Asking someone what coffee brewing method makes the best coffee is a little unfair, or at least I think so. The answer is as complex as the roasting process, and no one answer is correct. As far as I’m concerned it depends entirely on your personal preference, how you like your coffee and what you expect from your cuppa joy.
So, while I myself prefer coffee made with a good vacuum type brewer or anything with a manual pour over drip brewer with filter paper, which allows you to stir the ground coffee as you pour in the water. For me, in my humble opinion, both of these are true brewing methods, giving you a full-bodied cup that is relatively lively and silt-free. I am unable to answer which coffee brewing method makes the best coffee, I am able to present my top 5 methods.
Regardless of the kind of coffee you enjoy, you really only need three things in order to make it: (good quality) ground coffee, water and a filter of some kind. While you might get a similar tasting coffee using these brew methods, the procedure will be different, as well as the taste and texture.
Coffee Maker Brewing
Most people have had a coffee maker in their house. Mine was my husband until I really got into making coffee, which is very different to him just quickly making me a cup of coffee. The home-style coffee machines are basically a type of pour-over method for the, dare I say it, lazy café drinkers because the process has been mechanized. When using a coffee maker the texture tends to be light and the grind is similar to table salt, as in consistency, not taste and while they may be easier, they don’t produce coffee anywhere near the standard as a manual pour-over method.
Coffee from a coffee maker can be tasty but because a lot of the preparation is automated, the taste will usually be consistent – consistently good or not so good – depending on the temperature of the water and the quality of the coffee you use.
Who is a coffee maker for?
Anyone and everyone, really. They are for people who like to socialize while the coffee brews in the background. They’re perfect for early risers and anyone who likes to sip on a cup of coffee while looking at the morning newspapers.
French Press Brewing
If you’re familiar with the French Press you’ll know it’s an immersion brew method, where coffee grounds are covered with water and then strained, using a metal filter. The metal filter allows non-dissolved coffee bits and oils to pass into the cup. This process gives the coffee a heavy, silky and dense texture. The ground coffee should be coarse, like coarse black pepper, which means the brew time is between 4-6 minutes, approximately.
While the French Press makes a pretty good cuppa joe there’s very little technique needed.

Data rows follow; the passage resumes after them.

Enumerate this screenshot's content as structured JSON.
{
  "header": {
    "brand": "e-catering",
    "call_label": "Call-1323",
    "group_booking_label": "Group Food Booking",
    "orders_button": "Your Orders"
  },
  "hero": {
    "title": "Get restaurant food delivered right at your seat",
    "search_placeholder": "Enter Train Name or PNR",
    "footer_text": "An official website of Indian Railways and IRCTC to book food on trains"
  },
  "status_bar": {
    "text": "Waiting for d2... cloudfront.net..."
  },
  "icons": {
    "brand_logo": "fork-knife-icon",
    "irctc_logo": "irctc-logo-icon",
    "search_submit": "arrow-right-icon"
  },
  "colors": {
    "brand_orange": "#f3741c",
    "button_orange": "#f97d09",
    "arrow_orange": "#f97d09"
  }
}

You only need to decide whether you should stir the grounds or not, which you should in case you’re wondering.
Who will appreciate a French Press
The AreoPress is very similar to the French Press and the pour over method, in that it is immersion brewing and it uses filter paper. The type of ground coffee used is fine, almost powder-like, which means the brew time is around one minute. What’s nice about the AeroPress is that there are loads of techniques, like the standard method as well as the inverted method, to name only two, and there are hundreds of recipes for a different tasting ‘areopressed’ coffee whenever you feel like a change.
Who will enjoy the AeroPress
The AreoPress is for people who like good tasting quality with minimum fuss and also for those coffee-seurs who like to experiment with techniques and flavors. While an AeroPress isn’t difficult to use it’s probably for a more intermediate coffee-drinker.
Pour Over Brewing
The pour-over method seems like one of the easier methods to brew a good cup of coffee but it takes a considerable focus and care. If you want to buy a dripper, there are loads to choose from and while they all claim to make the best cuppa, the variations are really only decorative.
A single-cup dripper needs a medium sized grind, like a coarse table salt and usually, takes between 2 and 5 minutes to brew. When it comes to the pour over method the biggest challenge is the actual pour over technique. Everything, from the way you pour, the speed at which you pour and even the number of pours will give you different tasting coffee. My rule of thumb is to keep whichever technique you start with right to the end of that particular pour. This will yield the most consistent results.
Who needs a pour over
A pour over is for someone who considers themselves to be a bit of a coffee barista but knows they still have a fair amount to learn. If you enjoy your morning routine being almost a little ritual-like, then a pour over is perfect for you.
To see someone brew a cup of coffee using a siphon is watching poetry in motion, It’s theatrical, intricate and aside from espresso, it’s possibly the most technique-heavy way of brewing coffee. Using a flannel cloth, siphon coffee is filtered through, and the texture is as luxurious as the method itself. Coffee grind size is similar to table salt, the coarse type, but along with that the water temperature needs to be stable and you need to know just how much you need to stir the grounds.
The type of people who will enjoy siphon brewing
Craftsmen, coffee geeks and those who love science almost as much as they love their coffee. While I appreciate the skill and artistry that goes into siphon brewing, I still have to master the technique, to the point where the coffee is actually palatable.
As you can see, there is a myriad of ways to brew the perfect cup, and I know which is mine, but coffee, and the enjoyment of it is a very personal experience. Have I included your coffee brewing method? If not, let me know.